Joe Domic is a materials specialist and technical manager at Smooth-On, a leading manufacturer of liquid silicones, urethanes and epoxies. He studied physics and economics at Rutgers University, and has over 20 years experience in the fields of mold making, casting, engineering and organic chemistry. Mr. Domic has been instrumental in developing new techniques and materials for the composites and prototyping industries, and has lectured across North America, Europe and Asia at leading design institutions.

 

Roy Kornbluh
Principal Research Engineer
SRI International

Roy Kornbluh is a Principal Research Engineer in SRI International’s Robotics Laboratory with more than 25 years of experience contributing and leading a wide variety of projects to develop new electromechanical transducers for walking, crawling and flying robots as well as other systems. Mr. Kornbluh has an M.S. in Mechanical Engineering from MIT and a B.S. in Mechanical Engineering from Cornell University.

 

Paul Maeder
Co-founder & General Partner
Highland Capital Partners

Paul Maeder is a founding partner of Highland Capital Partners with over 30 years of experience in venture capital while serving as a director of many public and private companies. Mr. Maeder has a B.S.E in Aerospace and Mechanical Sciences from Princeton University, an M.S. in Mechanical Engineering from Stanford University as well as an M.B.A. with Distinction from Harvard Business School.

 

 

Carl Vause
Chief Executive Officer
Soft Robotics, Inc.

Carl Vause is CEO of Soft Robotics Inc. with a wealth of experience holding a variety of senior positions in technology and medical device companies, most recently Vice President of Marketing at OmniGuide Surgical. Mr. Vause holds a M.B.A from London Business School and B.S. in Electrical Engineering from the Virginia Military Institute.

 

Peter Whitney
Associate Research Scientist
Disney Research Pittsburgh
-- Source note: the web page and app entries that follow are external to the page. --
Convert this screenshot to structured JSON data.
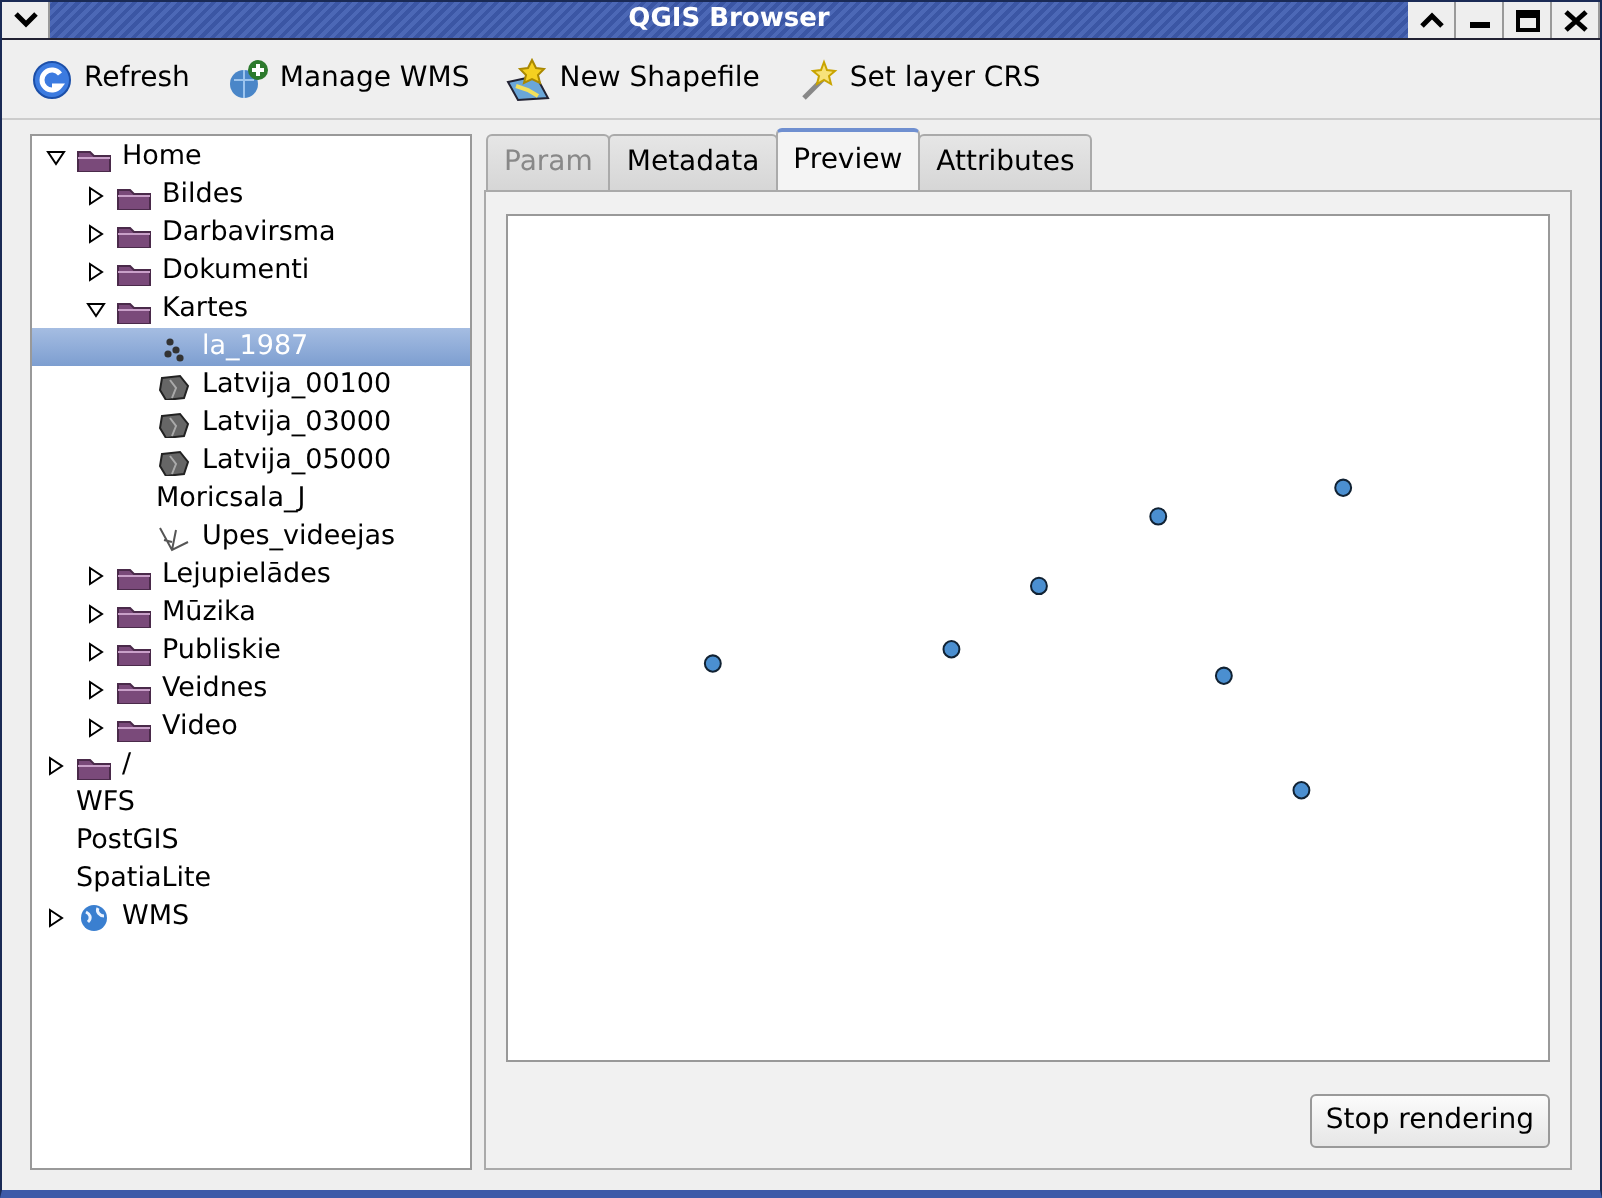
{
  "window": {
    "title": "QGIS Browser"
  },
  "toolbar": [
    {
      "label": "Refresh",
      "kind": "refresh"
    },
    {
      "label": "Manage WMS",
      "kind": "wms"
    },
    {
      "label": "New Shapefile",
      "kind": "shapefile"
    },
    {
      "label": "Set layer CRS",
      "kind": "crs"
    }
  ],
  "tree": [
    {
      "label": "Home",
      "kind": "folder",
      "expanded": true,
      "selected": false,
      "children": [
        {
          "label": "Bildes",
          "kind": "folder",
          "expanded": false,
          "selected": false
        },
        {
          "label": "Darbavirsma",
          "kind": "folder",
          "expanded": false,
          "selected": false
        },
        {
          "label": "Dokumenti",
          "kind": "folder",
          "expanded": false,
          "selected": false
        },
        {
          "label": "Kartes",
          "kind": "folder",
          "expanded": true,
          "selected": false,
          "children": [
            {
              "label": "la_1987",
              "kind": "points",
              "selected": true
            },
            {
              "label": "Latvija_00100",
              "kind": "polygon",
              "selected": false
            },
            {
              "label": "Latvija_03000",
              "kind": "polygon",
              "selected": false
            },
            {
              "label": "Latvija_05000",
              "kind": "polygon",
              "selected": false
            },
            {
              "label": "Moricsala_J",
              "kind": "plain",
              "selected": false
            },
            {
              "label": "Upes_videejas",
              "kind": "line",
              "selected": false
            }
          ]
        },
        {
          "label": "Lejupielādes",
          "kind": "folder",
          "expanded": false,
          "selected": false
        },
        {
          "label": "Mūzika",
          "kind": "folder",
          "expanded": false,
          "selected": false
        },
        {
          "label": "Publiskie",
          "kind": "folder",
          "expanded": false,
          "selected": false
        },
        {
          "label": "Veidnes",
          "kind": "folder",
          "expanded": false,
          "selected": false
        },
        {
          "label": "Video",
          "kind": "folder",
          "expanded": false,
          "selected": false
        }
      ]
    },
    {
      "label": "/",
      "kind": "folder",
      "expanded": false,
      "selected": false
    },
    {
      "label": "WFS",
      "kind": "plain",
      "selected": false
    },
    {
      "label": "PostGIS",
      "kind": "plain",
      "selected": false
    },
    {
      "label": "SpatiaLite",
      "kind": "plain",
      "selected": false
    },
    {
      "label": "WMS",
      "kind": "globe",
      "expanded": false,
      "selected": false
    }
  ],
  "tabs": [
    {
      "label": "Param",
      "selected": false,
      "disabled": true
    },
    {
      "label": "Metadata",
      "selected": false,
      "disabled": false
    },
    {
      "label": "Preview",
      "selected": true,
      "disabled": false
    },
    {
      "label": "Attributes",
      "selected": false,
      "disabled": false
    }
  ],
  "preview": {
    "button": "Stop rendering"
  }
}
Peter Whitney is an Associate Research Scientist at Disney Research in Pittsburgh, PA, where he works on developing interactive robots, in particular robots which can operate in direct physical contact with people. Dr. Whitney holds a PhD from Harvard University, where he researched manufacturing and assembly methods for millimeter-scale microrobots.